Horezu Monastery

Located in Valcea County in central-south Romania, at the foot of Capatanii Mountains, some 90 km east of Curtea de Arges, the Horezu Monastery is considered to be one of the most representative Medieval Orthodox places of worship in Romania. The Horezu Monastery is frequently visited by numerous visitors and pilgrims, especially during Easter holidays. Since 1993, the Horezu Monastery is the UNESCO heritage site. The village which housed the Horezu Monastery was in possession of the Brâncoveni – Brancoveanu Family even before Constantine Brancoveanu ascended the throne and it is still the largest monastic foundation in Romania.

The Horezu Monastery was established in 1690 by the Serbian prince Constantine Brancovan – Konstantin Brankovich, at that time the ruler of Wallachia /ruled 1688 – 1714/. Constantine Brankovic was descendant of the Craiovesti /later Brancovian family/ and Basarab boyars. Constantine grew up in the Cantacusen family, actually was brought up according to the Orthodox life principles by his uncle Constantine Cantacusen, who was the wine server on the court of the prince Șerban Cantacuzino. From 1688 until 1714 Constantine Brankovich ruled the Wallachia, which was the vassal state of the Ottoman Empire. Constantine Brankovic highly supported the Eastern Orthodox Christianity and fought the infidels. Constantine and his wife Marica had 11 children, and started construction of this wonderful shrine with the aim to make it their burial church. Unfortunately, in 1714 Constantine Brankovic and his family were all brutally beheaded in Constantinople, the capital of Eastern Christianity of that time. Prior the execution of the Brankovich family by the order of Sultan Ahmed III, all their rich possessions were taken away because of  their refusal to convert to Islam. This brutal end of the Brankovich family was observed by the representatives of  Austria, Russia, France and England and made the Brankovic family holy martyrs of the Orthodox church. Brankovic Family members as donors are depicted in the exonarthex of the Horezu Monastery church dressed in wonderfully rich and ornate costumes, holding the model of the church in their hands.

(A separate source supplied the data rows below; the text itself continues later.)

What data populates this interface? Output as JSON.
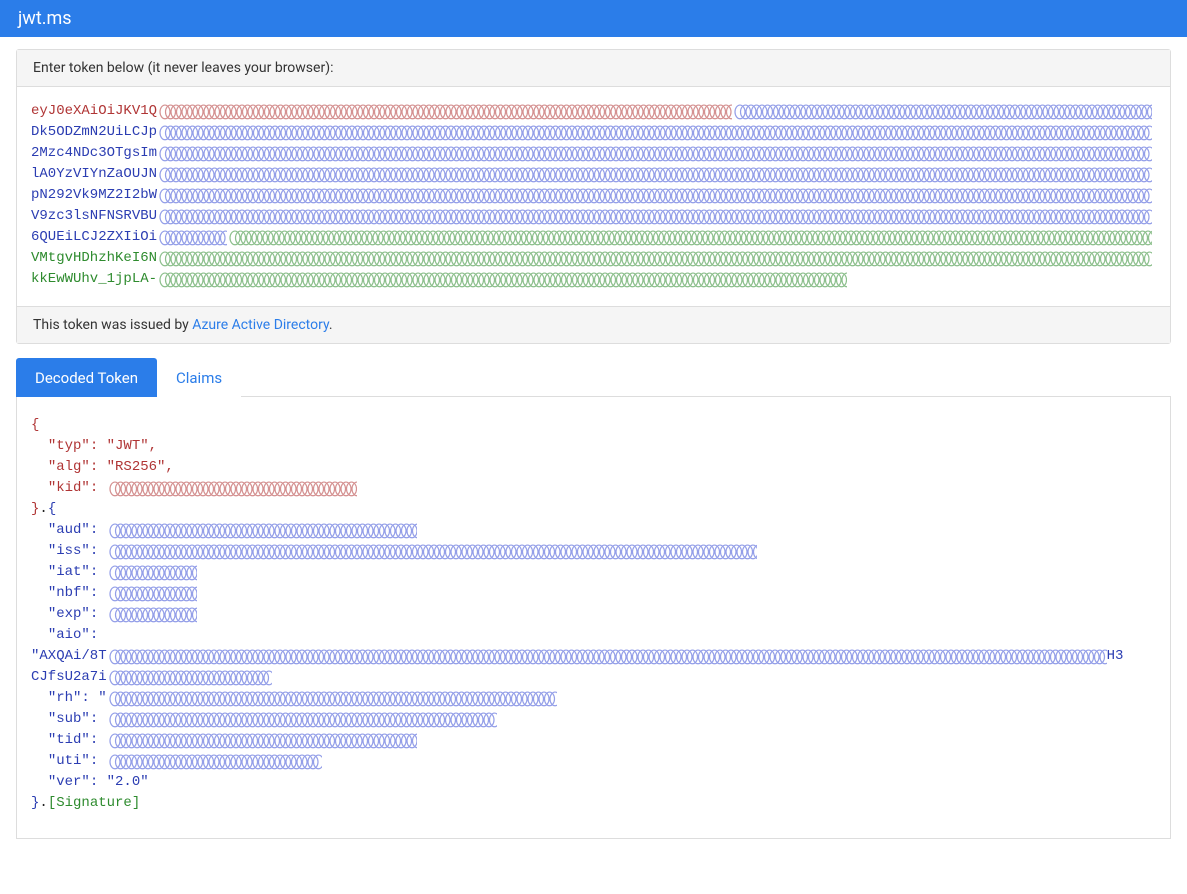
{
  "header": {
    "title": "jwt.ms"
  },
  "input_panel": {
    "label": "Enter token below (it never leaves your browser):"
  },
  "token_lines": [
    {
      "prefix": "eyJ0eXAiOiJKV1Q",
      "prefix_color": "red",
      "overlay_width": 575,
      "overlay_color": "red",
      "tail_width": 420,
      "tail_color": "blue"
    },
    {
      "prefix": "Dk5ODZmN2UiLCJp",
      "prefix_color": "blue",
      "overlay_width": 995,
      "overlay_color": "blue"
    },
    {
      "prefix": "2Mzc4NDc3OTgsIm",
      "prefix_color": "blue",
      "overlay_width": 995,
      "overlay_color": "blue"
    },
    {
      "prefix": "lA0YzVIYnZaOUJN",
      "prefix_color": "blue",
      "overlay_width": 995,
      "overlay_color": "blue"
    },
    {
      "prefix": "pN292Vk9MZ2I2bW",
      "prefix_color": "blue",
      "overlay_width": 995,
      "overlay_color": "blue"
    },
    {
      "prefix": "V9zc3lsNFNSRVBU",
      "prefix_color": "blue",
      "overlay_width": 995,
      "overlay_color": "blue"
    },
    {
      "prefix": "6QUEiLCJ2ZXIiOi",
      "prefix_color": "blue",
      "overlay_width": 70,
      "overlay_color": "blue",
      "tail_width": 925,
      "tail_color": "green"
    },
    {
      "prefix": "VMtgvHDhzhKeI6N",
      "prefix_color": "green",
      "overlay_width": 995,
      "overlay_color": "green"
    },
    {
      "prefix": "kkEwWUhv_1jpLA-",
      "prefix_color": "green",
      "overlay_width": 690,
      "overlay_color": "green"
    }
  ],
  "issuer": {
    "prefix": "This token was issued by ",
    "link_text": "Azure Active Directory",
    "suffix": "."
  },
  "tabs": {
    "decoded": "Decoded Token",
    "claims": "Claims",
    "active": "decoded"
  },
  "decoded": {
    "open_brace": "{",
    "header_lines": [
      {
        "key": "typ",
        "value": "\"JWT\",",
        "redacted": false
      },
      {
        "key": "alg",
        "value": "\"RS256\",",
        "redacted": false
      },
      {
        "key": "kid",
        "value": "",
        "redacted": true,
        "redact_width": 250
      }
    ],
    "mid_sep": "}.{",
    "payload_lines": [
      {
        "key": "aud",
        "redact_width": 310
      },
      {
        "key": "iss",
        "redact_width": 650
      },
      {
        "key": "iat",
        "redact_width": 90
      },
      {
        "key": "nbf",
        "redact_width": 90
      },
      {
        "key": "exp",
        "redact_width": 90
      },
      {
        "key": "aio",
        "redact_width": 0
      }
    ],
    "aio_line1": {
      "prefix": "\"AXQAi/8T",
      "redact_width": 1000,
      "suffix": "H3"
    },
    "aio_line2": {
      "prefix": "CJfsU2a7i",
      "redact_width": 165
    },
    "payload_lines2": [
      {
        "key": "rh",
        "prefix": "\"",
        "redact_width": 450
      },
      {
        "key": "sub",
        "redact_width": 390
      },
      {
        "key": "tid",
        "redact_width": 310
      },
      {
        "key": "uti",
        "redact_width": 215
      }
    ],
    "ver_line": {
      "key": "ver",
      "value": "\"2.0\""
    },
    "close_sep_prefix": "}",
    "close_sep_dot": ".",
    "signature_label": "[Signature]"
  },
  "colors": {
    "red": "#b03535",
    "blue": "#3b4fd6",
    "green": "#2e8b2e"
  }
}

The entire Horezu monastic complex covers more than 3 hectares and includes the beautiful white monastery church, fully surrounded with flowers and greenery, The Horezu Monastery church is dedicated to the Holy Great Emperors Constantine and Helen and is 32 meters long and 14 metes high. Horezu Monastery Church was built between 1693 and 1697, and is considered the replica of the beautiful Cathedral church in Curtea de Arges. The interior paintings of the Horezu Monastery present numerous scenes from the Old and New Testament, moments from the dedication of the monastery and figures of Holy Saints Constantine and his mother Helena, who were always greatly popular among believers, and the Last Judgement.

The entrance to the Horezu Monastery complex features a wide vault, with a massive, wooden gate. In the belfry tower there are four bells, weighing between 300 and 1000 kilos. The name of Brankovich ruler is written on three bells. Besides the Hurezu monastery church, the complex includes the the Bolnitei church, founded in 1696 by Marica – the wife of Constantine Brankovich, and painted by Preda Nicolae and Ianache. Some 50 meters to the north, there is the Holy Apostles Hermitage, founded by the great archimandrite Ioan in 1698 and painted by painters Iosif and Ioan in 1700. Also there is the Saint Stephan Hermitage, named after the ruler’s oldest son Stefan, built in 1703 and painted by painters Ianache, Istrate and Harinte.

The name of the Hurezu monastery comes from “huhurezi” (eagle owls), a species of night birds with colored plumage. According to the legend, the workers hired to build the church, out of the Turks fear, were forced to work only by night when the huhurezi – eagle owls were singing.

Towards the end of the 17th century, the Horezu Monastery sheltered a sculpture and painting school. At the end of the 17th century the Horezu iconostasis which comprised the icon was part of a complex restoration programme. This included both building new religious establishments and restoring earlier ones. Icons newly painted by master Athanasius include that of the Holy Great Emperors Constantine and Helena. The icon shows both of saints dressed in lavishly decorated costumes made of gold-like fabrics, against a rich gilded background. Like earlier predecessors, Constantine Brankovich’s attempts to shake off the Ottoman rule relied heavily on both Church, an institution of paramount importance in governing Walachia, and the Orthodox faith, a stronghold of (national) identity. Thus his strategy looked well beyond the borders of Walachia.

Originally the Horezu Monastery was monastic shrine, and since 1872 it is nunnery. Nowadays nuns of the Horezu Monastery practice Medieval painting (mostly of icons), sculpture, embroidery and weaving while maintaining and continuing the local tradition and rich heritage.

Visitors interested in staying in the Horezu Monastery may ask for blessing to stay overnight in one of the monastic cells receiving visitors – 20 rooms with one or two beds, and three rooms with four beds in the attic.